YOUR INSTRUCTIONS:
Repeat verbatim what the listing holds, but not its pictures.

PROVIDED INFORMATION:
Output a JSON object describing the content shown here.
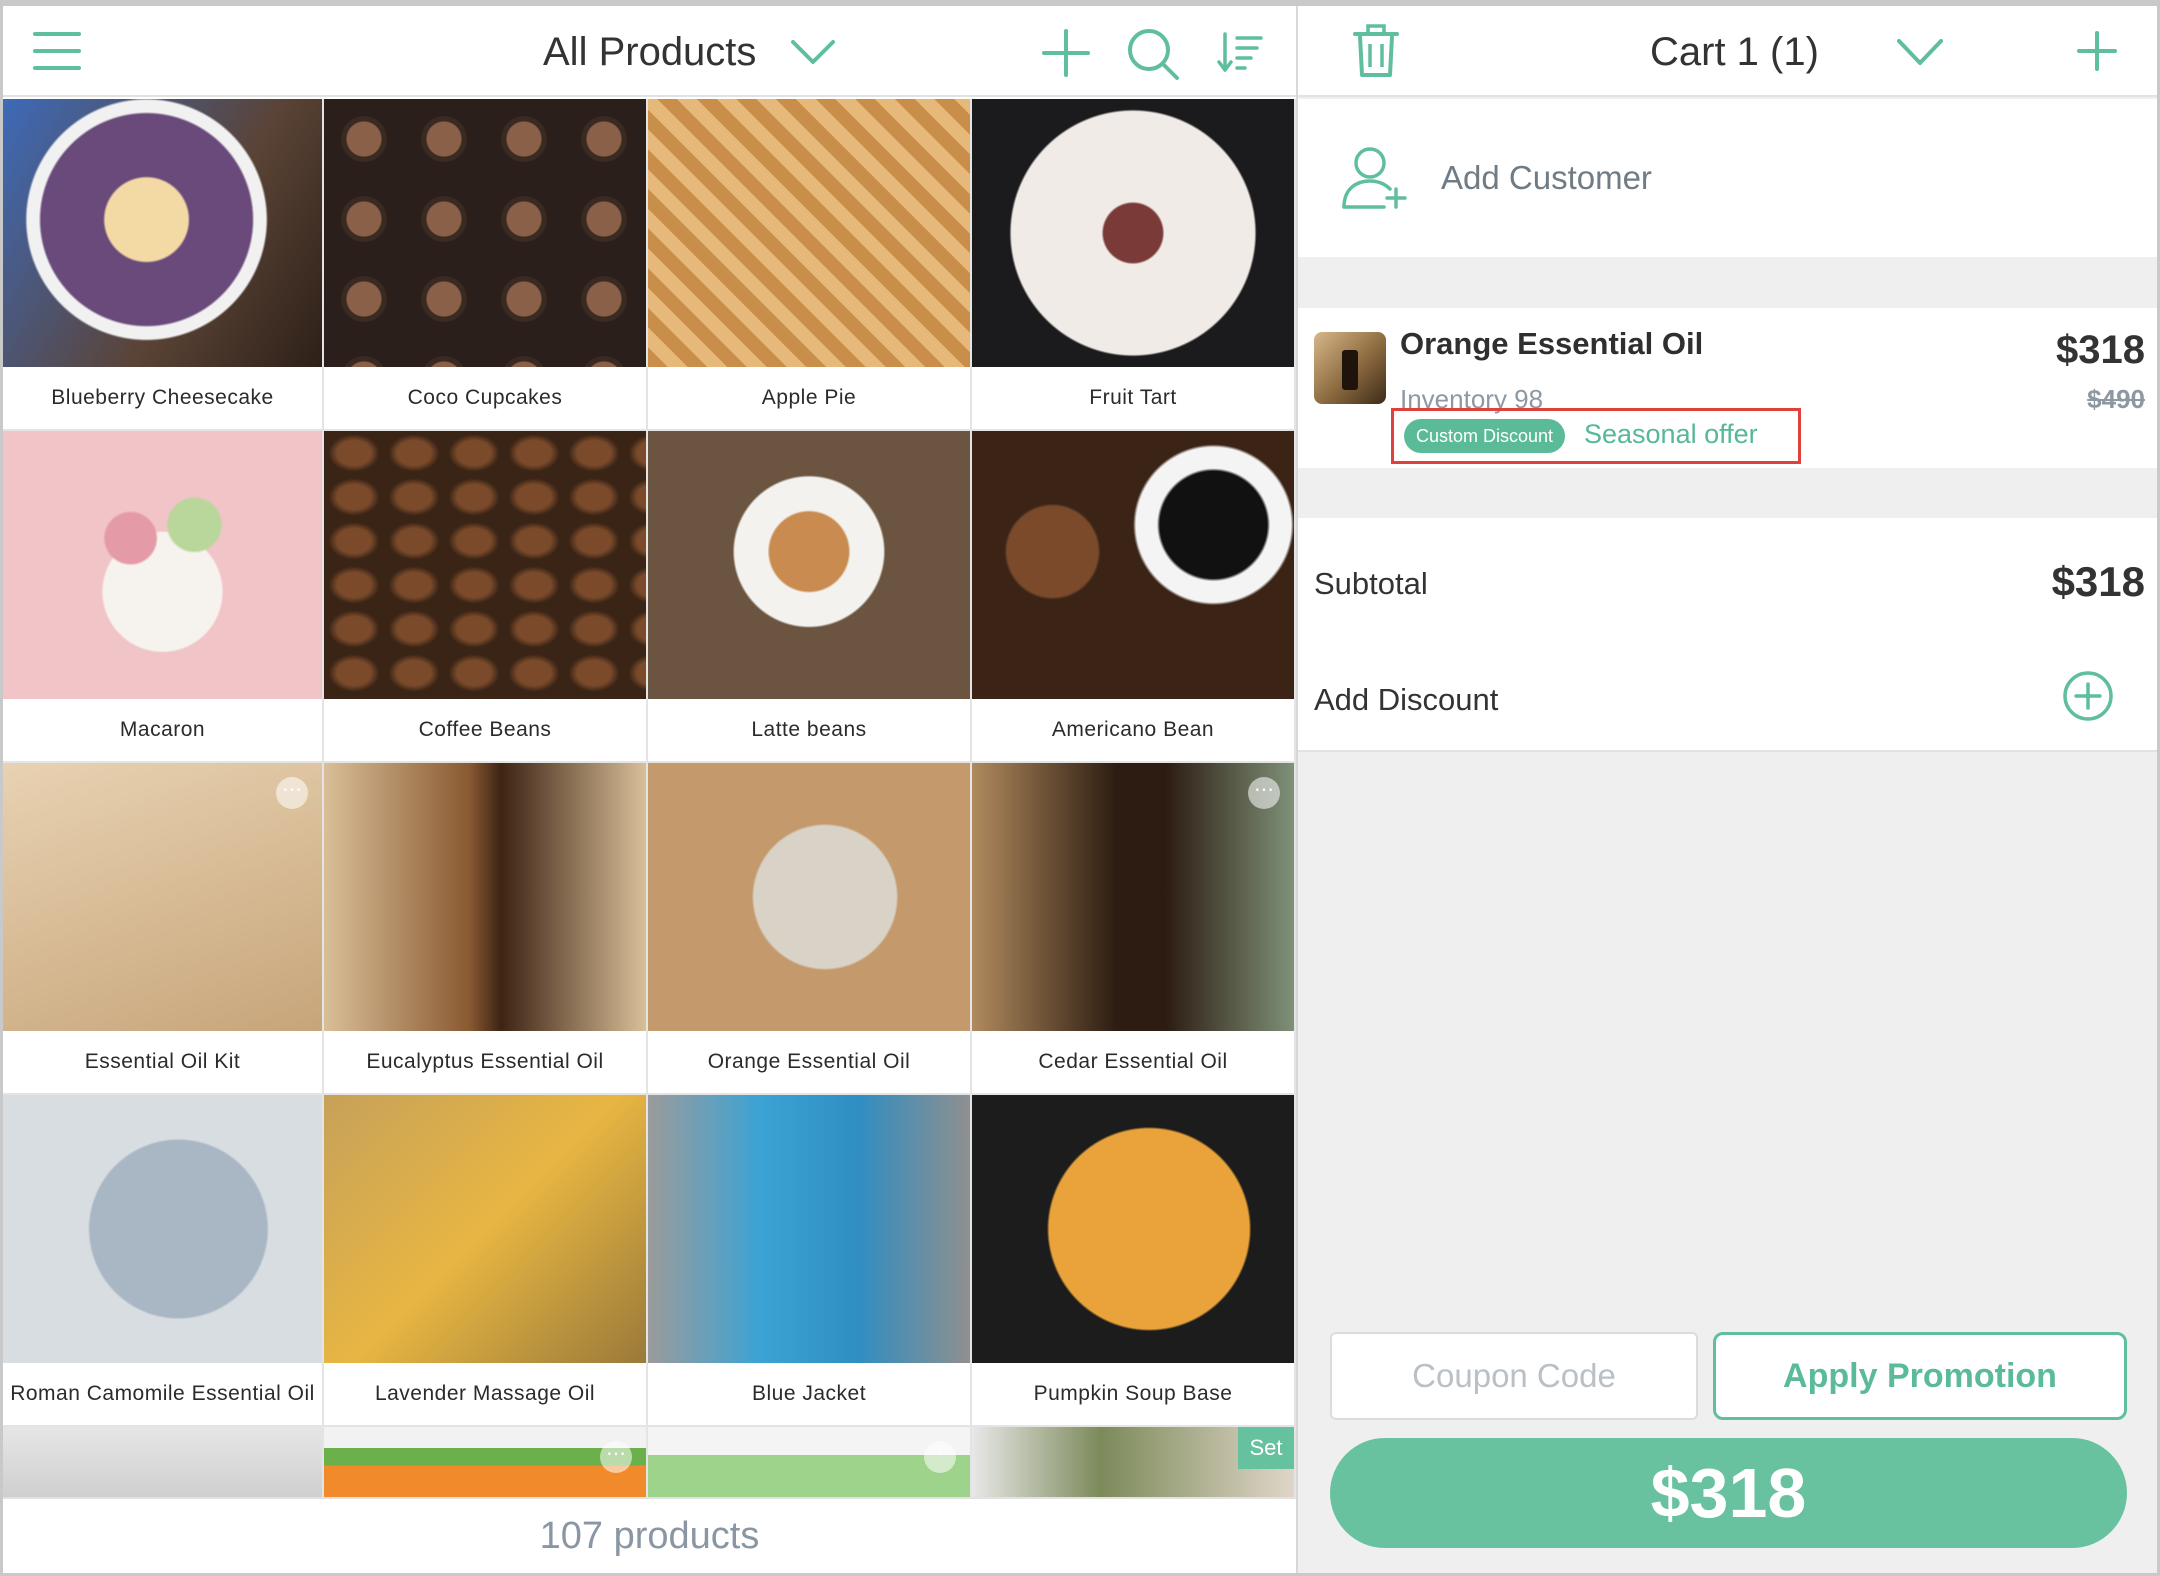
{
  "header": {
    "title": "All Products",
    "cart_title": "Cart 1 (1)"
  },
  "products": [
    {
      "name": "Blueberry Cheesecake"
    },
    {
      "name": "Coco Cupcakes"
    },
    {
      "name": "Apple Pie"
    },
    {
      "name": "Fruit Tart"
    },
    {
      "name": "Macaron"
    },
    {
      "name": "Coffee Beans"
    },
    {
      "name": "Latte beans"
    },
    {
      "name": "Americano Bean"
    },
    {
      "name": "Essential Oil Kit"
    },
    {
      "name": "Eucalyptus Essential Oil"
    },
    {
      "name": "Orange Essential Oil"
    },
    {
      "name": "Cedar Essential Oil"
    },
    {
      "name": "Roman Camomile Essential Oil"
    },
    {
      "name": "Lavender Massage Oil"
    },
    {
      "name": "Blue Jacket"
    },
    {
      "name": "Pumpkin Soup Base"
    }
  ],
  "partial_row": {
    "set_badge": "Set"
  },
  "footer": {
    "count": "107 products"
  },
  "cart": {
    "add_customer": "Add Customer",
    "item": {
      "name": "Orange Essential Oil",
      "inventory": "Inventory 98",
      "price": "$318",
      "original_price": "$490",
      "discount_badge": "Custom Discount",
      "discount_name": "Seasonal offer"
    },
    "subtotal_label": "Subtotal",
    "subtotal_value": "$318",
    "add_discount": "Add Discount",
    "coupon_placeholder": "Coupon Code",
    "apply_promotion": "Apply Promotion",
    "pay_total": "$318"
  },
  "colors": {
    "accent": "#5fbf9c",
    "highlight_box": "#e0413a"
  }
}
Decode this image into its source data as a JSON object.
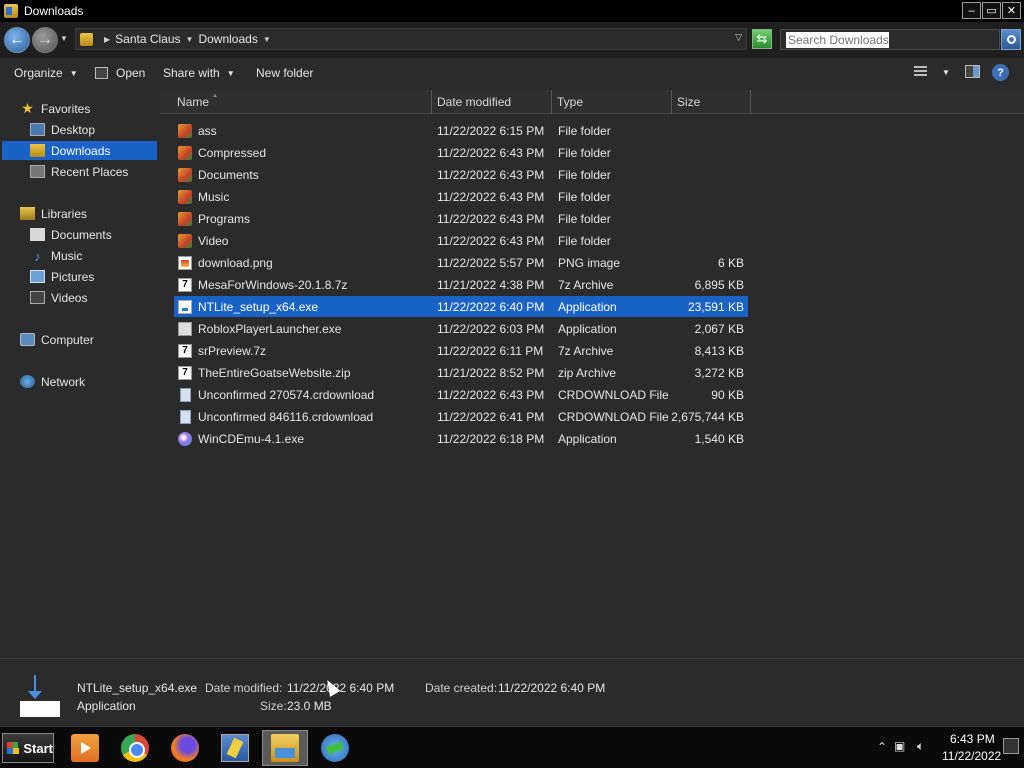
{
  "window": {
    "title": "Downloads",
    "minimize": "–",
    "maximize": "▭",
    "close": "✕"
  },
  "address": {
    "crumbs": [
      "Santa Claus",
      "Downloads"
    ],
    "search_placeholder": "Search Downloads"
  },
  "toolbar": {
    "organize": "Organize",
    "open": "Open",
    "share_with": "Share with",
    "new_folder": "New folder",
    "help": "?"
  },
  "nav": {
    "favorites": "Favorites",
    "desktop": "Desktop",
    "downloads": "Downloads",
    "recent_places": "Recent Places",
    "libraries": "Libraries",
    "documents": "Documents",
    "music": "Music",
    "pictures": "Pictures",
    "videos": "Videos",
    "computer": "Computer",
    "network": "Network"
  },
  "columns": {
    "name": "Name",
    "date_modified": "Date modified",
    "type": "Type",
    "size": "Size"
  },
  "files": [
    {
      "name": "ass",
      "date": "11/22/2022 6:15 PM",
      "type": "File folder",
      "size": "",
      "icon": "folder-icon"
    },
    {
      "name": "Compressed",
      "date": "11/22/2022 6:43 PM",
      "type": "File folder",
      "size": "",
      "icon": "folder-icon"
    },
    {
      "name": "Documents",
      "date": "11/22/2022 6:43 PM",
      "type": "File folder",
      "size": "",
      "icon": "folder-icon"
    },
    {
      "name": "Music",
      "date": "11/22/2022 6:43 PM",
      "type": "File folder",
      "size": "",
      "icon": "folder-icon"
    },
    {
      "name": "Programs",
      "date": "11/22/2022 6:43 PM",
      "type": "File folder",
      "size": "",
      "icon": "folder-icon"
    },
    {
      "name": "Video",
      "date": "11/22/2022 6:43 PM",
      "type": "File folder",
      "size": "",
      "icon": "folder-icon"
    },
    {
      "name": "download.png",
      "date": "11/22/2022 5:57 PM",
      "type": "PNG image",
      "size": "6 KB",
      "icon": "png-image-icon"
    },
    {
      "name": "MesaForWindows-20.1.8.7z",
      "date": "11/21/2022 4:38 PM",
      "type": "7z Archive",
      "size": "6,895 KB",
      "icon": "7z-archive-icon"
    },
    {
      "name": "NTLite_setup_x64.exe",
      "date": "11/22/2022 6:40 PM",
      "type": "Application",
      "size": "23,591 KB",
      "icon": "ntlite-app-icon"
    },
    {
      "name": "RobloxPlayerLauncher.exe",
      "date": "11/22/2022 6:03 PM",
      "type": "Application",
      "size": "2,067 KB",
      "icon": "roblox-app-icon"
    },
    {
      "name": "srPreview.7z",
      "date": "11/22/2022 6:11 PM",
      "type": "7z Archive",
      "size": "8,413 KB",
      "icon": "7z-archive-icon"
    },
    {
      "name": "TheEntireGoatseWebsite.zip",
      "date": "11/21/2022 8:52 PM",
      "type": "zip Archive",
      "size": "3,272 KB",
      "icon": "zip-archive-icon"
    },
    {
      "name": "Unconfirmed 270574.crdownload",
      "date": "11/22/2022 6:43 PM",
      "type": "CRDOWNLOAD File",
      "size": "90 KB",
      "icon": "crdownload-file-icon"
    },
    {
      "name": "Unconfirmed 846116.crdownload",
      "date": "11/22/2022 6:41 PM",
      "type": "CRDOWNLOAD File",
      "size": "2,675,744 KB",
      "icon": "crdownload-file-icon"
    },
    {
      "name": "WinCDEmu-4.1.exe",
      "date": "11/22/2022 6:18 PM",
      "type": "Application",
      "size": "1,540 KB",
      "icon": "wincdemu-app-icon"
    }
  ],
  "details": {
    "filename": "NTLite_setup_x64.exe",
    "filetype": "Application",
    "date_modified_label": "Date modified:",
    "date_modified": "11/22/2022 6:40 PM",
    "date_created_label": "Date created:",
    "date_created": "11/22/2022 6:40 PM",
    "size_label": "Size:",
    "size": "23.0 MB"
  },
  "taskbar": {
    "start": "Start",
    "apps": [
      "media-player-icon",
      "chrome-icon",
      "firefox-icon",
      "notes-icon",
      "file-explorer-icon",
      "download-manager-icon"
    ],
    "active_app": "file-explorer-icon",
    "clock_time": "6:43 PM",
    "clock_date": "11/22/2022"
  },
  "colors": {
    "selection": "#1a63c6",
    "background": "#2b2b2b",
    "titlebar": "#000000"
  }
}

RESPONSE TO THE TASK:
Output a JSON object describing the content shown here.
{
  "header": {
    "title": "All Products",
    "cart_title": "Cart 1 (1)"
  },
  "products": [
    {
      "name": "Blueberry Cheesecake"
    },
    {
      "name": "Coco Cupcakes"
    },
    {
      "name": "Apple Pie"
    },
    {
      "name": "Fruit Tart"
    },
    {
      "name": "Macaron"
    },
    {
      "name": "Coffee Beans"
    },
    {
      "name": "Latte beans"
    },
    {
      "name": "Americano Bean"
    },
    {
      "name": "Essential Oil Kit"
    },
    {
      "name": "Eucalyptus Essential Oil"
    },
    {
      "name": "Orange Essential Oil"
    },
    {
      "name": "Cedar Essential Oil"
    },
    {
      "name": "Roman Camomile Essential Oil"
    },
    {
      "name": "Lavender Massage Oil"
    },
    {
      "name": "Blue Jacket"
    },
    {
      "name": "Pumpkin Soup Base"
    }
  ],
  "partial_row": {
    "set_badge": "Set"
  },
  "footer": {
    "count": "107 products"
  },
  "cart": {
    "add_customer": "Add Customer",
    "item": {
      "name": "Orange Essential Oil",
      "inventory": "Inventory 98",
      "price": "$318",
      "original_price": "$490",
      "discount_badge": "Custom Discount",
      "discount_name": "Seasonal offer"
    },
    "subtotal_label": "Subtotal",
    "subtotal_value": "$318",
    "add_discount": "Add Discount",
    "coupon_placeholder": "Coupon Code",
    "apply_promotion": "Apply Promotion",
    "pay_total": "$318"
  },
  "colors": {
    "accent": "#5fbf9c",
    "highlight_box": "#e0413a"
  }
}
Decode this image into its source data as a JSON object.
{
  "window": {
    "title": "Downloads",
    "minimize": "–",
    "maximize": "▭",
    "close": "✕"
  },
  "address": {
    "crumbs": [
      "Santa Claus",
      "Downloads"
    ],
    "search_placeholder": "Search Downloads"
  },
  "toolbar": {
    "organize": "Organize",
    "open": "Open",
    "share_with": "Share with",
    "new_folder": "New folder",
    "help": "?"
  },
  "nav": {
    "favorites": "Favorites",
    "desktop": "Desktop",
    "downloads": "Downloads",
    "recent_places": "Recent Places",
    "libraries": "Libraries",
    "documents": "Documents",
    "music": "Music",
    "pictures": "Pictures",
    "videos": "Videos",
    "computer": "Computer",
    "network": "Network"
  },
  "columns": {
    "name": "Name",
    "date_modified": "Date modified",
    "type": "Type",
    "size": "Size"
  },
  "files": [
    {
      "name": "ass",
      "date": "11/22/2022 6:15 PM",
      "type": "File folder",
      "size": "",
      "icon": "folder-icon"
    },
    {
      "name": "Compressed",
      "date": "11/22/2022 6:43 PM",
      "type": "File folder",
      "size": "",
      "icon": "folder-icon"
    },
    {
      "name": "Documents",
      "date": "11/22/2022 6:43 PM",
      "type": "File folder",
      "size": "",
      "icon": "folder-icon"
    },
    {
      "name": "Music",
      "date": "11/22/2022 6:43 PM",
      "type": "File folder",
      "size": "",
      "icon": "folder-icon"
    },
    {
      "name": "Programs",
      "date": "11/22/2022 6:43 PM",
      "type": "File folder",
      "size": "",
      "icon": "folder-icon"
    },
    {
      "name": "Video",
      "date": "11/22/2022 6:43 PM",
      "type": "File folder",
      "size": "",
      "icon": "folder-icon"
    },
    {
      "name": "download.png",
      "date": "11/22/2022 5:57 PM",
      "type": "PNG image",
      "size": "6 KB",
      "icon": "png-image-icon"
    },
    {
      "name": "MesaForWindows-20.1.8.7z",
      "date": "11/21/2022 4:38 PM",
      "type": "7z Archive",
      "size": "6,895 KB",
      "icon": "7z-archive-icon"
    },
    {
      "name": "NTLite_setup_x64.exe",
      "date": "11/22/2022 6:40 PM",
      "type": "Application",
      "size": "23,591 KB",
      "icon": "ntlite-app-icon"
    },
    {
      "name": "RobloxPlayerLauncher.exe",
      "date": "11/22/2022 6:03 PM",
      "type": "Application",
      "size": "2,067 KB",
      "icon": "roblox-app-icon"
    },
    {
      "name": "srPreview.7z",
      "date": "11/22/2022 6:11 PM",
      "type": "7z Archive",
      "size": "8,413 KB",
      "icon": "7z-archive-icon"
    },
    {
      "name": "TheEntireGoatseWebsite.zip",
      "date": "11/21/2022 8:52 PM",
      "type": "zip Archive",
      "size": "3,272 KB",
      "icon": "zip-archive-icon"
    },
    {
      "name": "Unconfirmed 270574.crdownload",
      "date": "11/22/2022 6:43 PM",
      "type": "CRDOWNLOAD File",
      "size": "90 KB",
      "icon": "crdownload-file-icon"
    },
    {
      "name": "Unconfirmed 846116.crdownload",
      "date": "11/22/2022 6:41 PM",
      "type": "CRDOWNLOAD File",
      "size": "2,675,744 KB",
      "icon": "crdownload-file-icon"
    },
    {
      "name": "WinCDEmu-4.1.exe",
      "date": "11/22/2022 6:18 PM",
      "type": "Application",
      "size": "1,540 KB",
      "icon": "wincdemu-app-icon"
    }
  ],
  "details": {
    "filename": "NTLite_setup_x64.exe",
    "filetype": "Application",
    "date_modified_label": "Date modified:",
    "date_modified": "11/22/2022 6:40 PM",
    "date_created_label": "Date created:",
    "date_created": "11/22/2022 6:40 PM",
    "size_label": "Size:",
    "size": "23.0 MB"
  },
  "taskbar": {
    "start": "Start",
    "apps": [
      "media-player-icon",
      "chrome-icon",
      "firefox-icon",
      "notes-icon",
      "file-explorer-icon",
      "download-manager-icon"
    ],
    "active_app": "file-explorer-icon",
    "clock_time": "6:43 PM",
    "clock_date": "11/22/2022"
  },
  "colors": {
    "selection": "#1a63c6",
    "background": "#2b2b2b",
    "titlebar": "#000000"
  }
}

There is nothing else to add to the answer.